Even if consumers were interested in reading privacy policies -- doing so would likely consume a significant amount of their time. A research team at Carnegie Mellon University calculated the time to read the privacy policies of the sites used by the average consumer, and determined that:
[R]eading privacy policies carry costs in time of approximately 201 hours a year, worth about $2,949 annually per American Internet user. Nationally, if Americans were to read online privacy policies word–for–word, we estimate the value of time lost as about $652 billion annually.

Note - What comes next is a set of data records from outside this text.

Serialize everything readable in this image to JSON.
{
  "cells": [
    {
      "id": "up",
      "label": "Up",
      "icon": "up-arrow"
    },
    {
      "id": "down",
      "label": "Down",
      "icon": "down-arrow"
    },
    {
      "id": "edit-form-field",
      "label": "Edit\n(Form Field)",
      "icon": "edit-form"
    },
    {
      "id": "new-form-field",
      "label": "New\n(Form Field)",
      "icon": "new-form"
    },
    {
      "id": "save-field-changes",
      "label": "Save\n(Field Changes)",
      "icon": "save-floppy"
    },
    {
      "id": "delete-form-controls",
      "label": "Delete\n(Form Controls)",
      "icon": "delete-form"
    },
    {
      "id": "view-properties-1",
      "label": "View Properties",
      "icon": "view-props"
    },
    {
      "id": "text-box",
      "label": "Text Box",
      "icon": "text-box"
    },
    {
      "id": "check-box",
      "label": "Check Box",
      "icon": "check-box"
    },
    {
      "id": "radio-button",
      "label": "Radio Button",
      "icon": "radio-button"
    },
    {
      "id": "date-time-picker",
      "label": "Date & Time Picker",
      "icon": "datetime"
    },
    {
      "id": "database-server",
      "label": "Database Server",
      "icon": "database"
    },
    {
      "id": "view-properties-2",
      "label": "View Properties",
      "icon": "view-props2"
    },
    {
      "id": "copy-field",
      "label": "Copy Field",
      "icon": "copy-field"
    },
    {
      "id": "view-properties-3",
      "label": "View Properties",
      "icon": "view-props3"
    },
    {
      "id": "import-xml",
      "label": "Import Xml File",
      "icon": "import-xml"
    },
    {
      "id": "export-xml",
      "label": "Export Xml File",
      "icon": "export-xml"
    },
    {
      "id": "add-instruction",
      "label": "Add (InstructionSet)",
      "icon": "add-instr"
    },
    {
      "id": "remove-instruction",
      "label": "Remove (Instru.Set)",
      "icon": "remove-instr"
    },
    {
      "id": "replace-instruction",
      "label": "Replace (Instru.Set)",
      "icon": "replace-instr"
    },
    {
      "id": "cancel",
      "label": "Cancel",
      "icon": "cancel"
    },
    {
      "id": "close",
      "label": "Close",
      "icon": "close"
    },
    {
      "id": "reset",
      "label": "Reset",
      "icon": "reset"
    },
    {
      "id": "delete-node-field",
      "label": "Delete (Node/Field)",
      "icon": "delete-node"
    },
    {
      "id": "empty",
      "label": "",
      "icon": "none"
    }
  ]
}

Finally, even if consumers took the time to try and read privacy policies, it is quite likely that many would not be capable of understanding them. In 2004, a team of researchers analyzed the content of 64 popular website's privacy policies, and calculated the reading comprehension skills that a reader would need to understand them. Their research revealed that:
Of the 64 policies examined, only four (6%) were accessible to the 28.3% of the Internet population with less than or equal to a high school education. Thirty-five policies (54%) were beyond the grasp of 56.6% of the Internet population, requiring the equivalent of more than fourteen years of education. Eight policies (13%) were beyond the grasp of 85.4% of the Internet population, requiring the equivalent of a postgraduate education. Overall, a large segment of the population can only reasonably be expected to understand a small fragment of the policies posted.

I don't know the caselaw well enough to say if the judge was correct in stating that clickwraps that link to privacy policies are binding. However, even if there is caselaw supporting this decision, it is in no way supported by evidence of actual consumer behavior, or common sense. If the Chief Justice of the Supreme Court doesn't read privacy policies, how can we expect this of regular consumers?